- You can directly use the output to monitor and control the position without the use of additional reference inputs and calculations.
Applications for Absolute Encoders
Absolute encoders are the preferred choice for systems requiring position control. These include a variety of industries, so let’s look at a few.
Packaging requires strict position control to synchronize all of the steps. It is one of the most important parts of many industries, including food and beverages, pharmaceuticals, and oil and lubricants.
The absolute encoder determines the position of the main shaft of the machine and subsequent steps are dependent on the output of the absolute encoder. Each step — packaging material, product feeding, package sealing, cutting, indexing, and printing — must complete before the start of the next step. Otherwise, the operation will stop.
Absolute encoders are used in wind turbines to optimally position the blades to maximize output from the wind. The absolute encoder has the responsibility to remember the position of the wind blades. This position is also remembered even after power is shut down.
Figure 4. Absolute encoders are used in wind turbines to position blades, maximize output, and remember position even after shut down. Image courtesy of Peter Dargatz.
Any change in the direction of the wind is picked up by the sensors which give input to the main controller. The controller, in turn, gives the command to change the direction of the blades.
Absolute encoders monitor the elevation and azimuth of solar panels. This monitoring is necessary to move the panels to mimic the position of the sun.
The data from the sun tracking system is compared with the data of the absolute encoders by the main controller. A change in the data from sun-tracking triggers the direction of the panels. The encoder monitors the actual position of the panel. When the input of the encoder and data of the tracking system satisfies the algorithm, subsequent actions can be performed.
Elevator and Lift Control
Absolute encoders are used to monitor the position of an elevator. Previously it was done through the use of mechanical switches.

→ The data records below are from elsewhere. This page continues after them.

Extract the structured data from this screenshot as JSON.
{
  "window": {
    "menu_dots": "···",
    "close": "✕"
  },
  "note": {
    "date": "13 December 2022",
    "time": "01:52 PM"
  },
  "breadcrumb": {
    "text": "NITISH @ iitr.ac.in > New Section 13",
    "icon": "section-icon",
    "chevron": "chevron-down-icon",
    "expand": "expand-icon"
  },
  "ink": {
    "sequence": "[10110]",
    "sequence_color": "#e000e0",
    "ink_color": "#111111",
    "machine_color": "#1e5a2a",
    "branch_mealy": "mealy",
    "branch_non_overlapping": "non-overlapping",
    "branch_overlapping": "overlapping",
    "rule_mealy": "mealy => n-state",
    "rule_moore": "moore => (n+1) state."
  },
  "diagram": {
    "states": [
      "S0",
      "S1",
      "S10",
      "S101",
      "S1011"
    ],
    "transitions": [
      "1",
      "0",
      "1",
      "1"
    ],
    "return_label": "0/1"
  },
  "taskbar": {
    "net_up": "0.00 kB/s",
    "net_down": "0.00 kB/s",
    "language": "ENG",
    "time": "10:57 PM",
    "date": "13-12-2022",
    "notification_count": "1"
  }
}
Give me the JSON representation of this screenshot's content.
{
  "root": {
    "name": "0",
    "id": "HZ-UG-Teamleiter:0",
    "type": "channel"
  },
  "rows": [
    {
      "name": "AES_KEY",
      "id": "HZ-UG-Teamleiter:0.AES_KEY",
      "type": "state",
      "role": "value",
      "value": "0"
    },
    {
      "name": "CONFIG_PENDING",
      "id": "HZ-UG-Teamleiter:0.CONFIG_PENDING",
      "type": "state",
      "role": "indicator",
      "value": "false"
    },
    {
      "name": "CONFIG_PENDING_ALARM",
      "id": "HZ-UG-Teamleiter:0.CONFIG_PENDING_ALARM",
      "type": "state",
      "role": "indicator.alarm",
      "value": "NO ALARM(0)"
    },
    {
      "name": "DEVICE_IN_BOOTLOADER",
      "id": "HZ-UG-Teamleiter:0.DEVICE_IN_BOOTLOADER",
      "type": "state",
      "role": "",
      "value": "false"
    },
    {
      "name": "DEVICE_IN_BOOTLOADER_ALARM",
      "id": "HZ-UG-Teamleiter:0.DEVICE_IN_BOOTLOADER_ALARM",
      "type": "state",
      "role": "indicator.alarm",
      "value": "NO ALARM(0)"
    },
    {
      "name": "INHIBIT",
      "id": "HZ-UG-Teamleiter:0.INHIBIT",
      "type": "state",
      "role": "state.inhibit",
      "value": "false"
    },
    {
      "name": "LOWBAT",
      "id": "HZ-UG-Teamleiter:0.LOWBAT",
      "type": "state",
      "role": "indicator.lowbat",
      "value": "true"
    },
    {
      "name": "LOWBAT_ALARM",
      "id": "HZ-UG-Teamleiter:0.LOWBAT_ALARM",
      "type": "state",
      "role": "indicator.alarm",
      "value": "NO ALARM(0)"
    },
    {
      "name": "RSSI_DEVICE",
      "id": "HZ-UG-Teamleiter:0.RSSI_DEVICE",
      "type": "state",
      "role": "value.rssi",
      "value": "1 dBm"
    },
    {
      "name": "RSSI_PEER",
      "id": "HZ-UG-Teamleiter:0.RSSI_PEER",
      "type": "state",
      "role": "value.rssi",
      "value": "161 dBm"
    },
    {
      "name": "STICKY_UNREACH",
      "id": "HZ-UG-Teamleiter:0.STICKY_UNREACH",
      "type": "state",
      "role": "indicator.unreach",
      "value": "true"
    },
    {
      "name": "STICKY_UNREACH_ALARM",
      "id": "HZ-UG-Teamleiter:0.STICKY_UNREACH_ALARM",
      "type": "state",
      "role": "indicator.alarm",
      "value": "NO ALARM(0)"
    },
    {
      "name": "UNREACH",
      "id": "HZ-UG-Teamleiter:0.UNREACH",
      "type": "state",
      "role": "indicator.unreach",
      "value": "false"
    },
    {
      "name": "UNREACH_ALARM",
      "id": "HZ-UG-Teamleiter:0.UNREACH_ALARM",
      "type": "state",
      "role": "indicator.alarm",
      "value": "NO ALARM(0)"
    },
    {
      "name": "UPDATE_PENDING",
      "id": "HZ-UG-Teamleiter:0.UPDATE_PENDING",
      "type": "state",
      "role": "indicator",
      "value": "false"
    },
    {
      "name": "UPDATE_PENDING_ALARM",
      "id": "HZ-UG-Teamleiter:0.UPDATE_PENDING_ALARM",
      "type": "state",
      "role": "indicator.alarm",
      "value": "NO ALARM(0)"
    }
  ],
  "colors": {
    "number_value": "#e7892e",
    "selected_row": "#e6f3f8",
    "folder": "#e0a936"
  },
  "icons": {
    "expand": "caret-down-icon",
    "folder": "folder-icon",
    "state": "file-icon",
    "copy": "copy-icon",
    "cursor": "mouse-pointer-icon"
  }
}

The exact location of the elevator is then used to perform specific actions like elevator start/ stop on the arrival of the desired floor or when the elevator has reached its maximum or minimum position.